==== Supplied entries

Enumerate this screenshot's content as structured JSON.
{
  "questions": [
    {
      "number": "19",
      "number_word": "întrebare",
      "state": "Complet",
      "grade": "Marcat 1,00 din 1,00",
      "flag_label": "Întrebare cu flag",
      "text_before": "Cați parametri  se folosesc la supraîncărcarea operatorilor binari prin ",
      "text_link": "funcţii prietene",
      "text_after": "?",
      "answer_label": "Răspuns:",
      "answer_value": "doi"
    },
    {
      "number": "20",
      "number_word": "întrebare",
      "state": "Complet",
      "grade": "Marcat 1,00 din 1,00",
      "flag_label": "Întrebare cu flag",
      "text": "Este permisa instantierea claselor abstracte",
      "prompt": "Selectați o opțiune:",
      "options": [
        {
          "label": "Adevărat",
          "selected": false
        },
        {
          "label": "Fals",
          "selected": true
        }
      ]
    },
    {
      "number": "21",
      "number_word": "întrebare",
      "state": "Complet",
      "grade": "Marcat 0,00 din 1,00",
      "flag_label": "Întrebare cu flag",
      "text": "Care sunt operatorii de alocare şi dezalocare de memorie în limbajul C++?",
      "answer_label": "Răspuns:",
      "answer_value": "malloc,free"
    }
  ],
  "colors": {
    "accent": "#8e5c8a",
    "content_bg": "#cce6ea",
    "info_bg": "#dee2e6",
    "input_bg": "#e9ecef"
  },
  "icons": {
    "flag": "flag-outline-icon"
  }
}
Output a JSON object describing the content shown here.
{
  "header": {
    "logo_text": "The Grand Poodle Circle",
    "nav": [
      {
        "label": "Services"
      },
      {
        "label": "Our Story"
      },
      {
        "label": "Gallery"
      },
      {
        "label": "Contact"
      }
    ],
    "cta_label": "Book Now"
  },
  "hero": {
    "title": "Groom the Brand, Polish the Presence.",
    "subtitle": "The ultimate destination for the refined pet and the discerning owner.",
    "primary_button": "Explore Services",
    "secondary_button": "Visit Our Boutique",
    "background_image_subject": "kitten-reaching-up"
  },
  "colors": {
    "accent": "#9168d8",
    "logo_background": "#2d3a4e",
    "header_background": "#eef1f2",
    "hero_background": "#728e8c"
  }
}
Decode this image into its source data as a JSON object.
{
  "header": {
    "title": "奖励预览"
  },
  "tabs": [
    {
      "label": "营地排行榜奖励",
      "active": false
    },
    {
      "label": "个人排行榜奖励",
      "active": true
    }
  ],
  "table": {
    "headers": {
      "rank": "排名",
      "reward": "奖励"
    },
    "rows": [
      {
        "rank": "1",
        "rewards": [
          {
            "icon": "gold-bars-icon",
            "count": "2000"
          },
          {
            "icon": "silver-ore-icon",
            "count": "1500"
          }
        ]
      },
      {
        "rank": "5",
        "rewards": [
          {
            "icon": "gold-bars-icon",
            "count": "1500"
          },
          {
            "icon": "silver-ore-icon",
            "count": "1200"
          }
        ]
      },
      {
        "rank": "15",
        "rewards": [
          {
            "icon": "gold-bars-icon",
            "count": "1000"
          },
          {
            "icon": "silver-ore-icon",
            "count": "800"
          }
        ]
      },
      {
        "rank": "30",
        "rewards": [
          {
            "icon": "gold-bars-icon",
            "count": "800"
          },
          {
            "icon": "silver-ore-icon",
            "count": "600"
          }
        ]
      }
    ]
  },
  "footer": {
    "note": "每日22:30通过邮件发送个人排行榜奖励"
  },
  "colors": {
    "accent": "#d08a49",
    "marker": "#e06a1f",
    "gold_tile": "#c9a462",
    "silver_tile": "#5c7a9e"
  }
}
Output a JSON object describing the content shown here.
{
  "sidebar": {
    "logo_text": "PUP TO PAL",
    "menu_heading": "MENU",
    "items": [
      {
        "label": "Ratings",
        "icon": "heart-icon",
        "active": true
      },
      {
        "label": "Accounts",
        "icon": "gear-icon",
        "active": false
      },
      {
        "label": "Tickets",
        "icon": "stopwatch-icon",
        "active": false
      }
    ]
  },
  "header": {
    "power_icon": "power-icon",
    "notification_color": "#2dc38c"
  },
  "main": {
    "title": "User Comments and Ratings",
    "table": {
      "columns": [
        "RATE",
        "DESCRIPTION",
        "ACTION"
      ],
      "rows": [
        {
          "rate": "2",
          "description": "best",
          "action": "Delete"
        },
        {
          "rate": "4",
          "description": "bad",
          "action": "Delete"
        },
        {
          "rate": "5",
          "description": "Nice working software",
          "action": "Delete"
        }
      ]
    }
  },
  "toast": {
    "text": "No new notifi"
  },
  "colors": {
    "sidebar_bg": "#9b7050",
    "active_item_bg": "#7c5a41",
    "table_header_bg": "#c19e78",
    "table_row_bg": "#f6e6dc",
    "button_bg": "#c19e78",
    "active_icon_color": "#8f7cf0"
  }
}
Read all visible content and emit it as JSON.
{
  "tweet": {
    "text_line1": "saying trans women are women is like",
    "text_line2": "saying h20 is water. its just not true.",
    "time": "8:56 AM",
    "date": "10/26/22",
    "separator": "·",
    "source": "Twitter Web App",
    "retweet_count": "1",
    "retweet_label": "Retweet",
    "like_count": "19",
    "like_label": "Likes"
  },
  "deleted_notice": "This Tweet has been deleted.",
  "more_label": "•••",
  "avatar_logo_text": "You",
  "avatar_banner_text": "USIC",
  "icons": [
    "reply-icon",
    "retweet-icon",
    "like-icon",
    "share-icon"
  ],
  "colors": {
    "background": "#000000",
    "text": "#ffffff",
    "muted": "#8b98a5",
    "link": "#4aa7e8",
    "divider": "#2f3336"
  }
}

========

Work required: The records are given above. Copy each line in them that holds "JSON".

Response:
Enumerate this screenshot's content as structured JSON.
Output a JSON object describing the content shown here.
Decode this image into its source data as a JSON object.
Output a JSON object describing the content shown here.
Read all visible content and emit it as JSON.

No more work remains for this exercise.